From the records below, pull each line that has "icon".

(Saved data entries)
= = = = = = =

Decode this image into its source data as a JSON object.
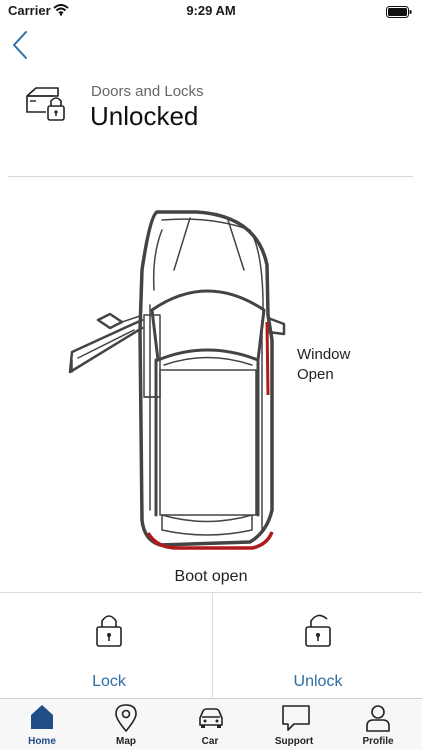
{
  "status_bar": {
    "carrier": "Carrier",
    "time": "9:29 AM"
  },
  "header": {
    "subtitle": "Doors and Locks",
    "title": "Unlocked"
  },
  "vehicle_status": {
    "window_label_line1": "Window",
    "window_label_line2": "Open",
    "boot_label": "Boot open"
  },
  "actions": {
    "lock_label": "Lock",
    "unlock_label": "Unlock"
  },
  "tabs": [
    {
      "label": "Home",
      "icon": "home-icon",
      "active": true
    },
    {
      "label": "Map",
      "icon": "map-pin-icon",
      "active": false
    },
    {
      "label": "Car",
      "icon": "car-icon",
      "active": false
    },
    {
      "label": "Support",
      "icon": "chat-icon",
      "active": false
    },
    {
      "label": "Profile",
      "icon": "profile-icon",
      "active": false
    }
  ],
  "colors": {
    "accent": "#2d6ea3",
    "tab_active": "#1f4f86",
    "alert": "#b01a1a"
  }
}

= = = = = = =

• Answer space:
      "icon": "home-icon",
      "icon": "map-pin-icon",
      "icon": "car-icon",
      "icon": "chat-icon",
      "icon": "profile-icon",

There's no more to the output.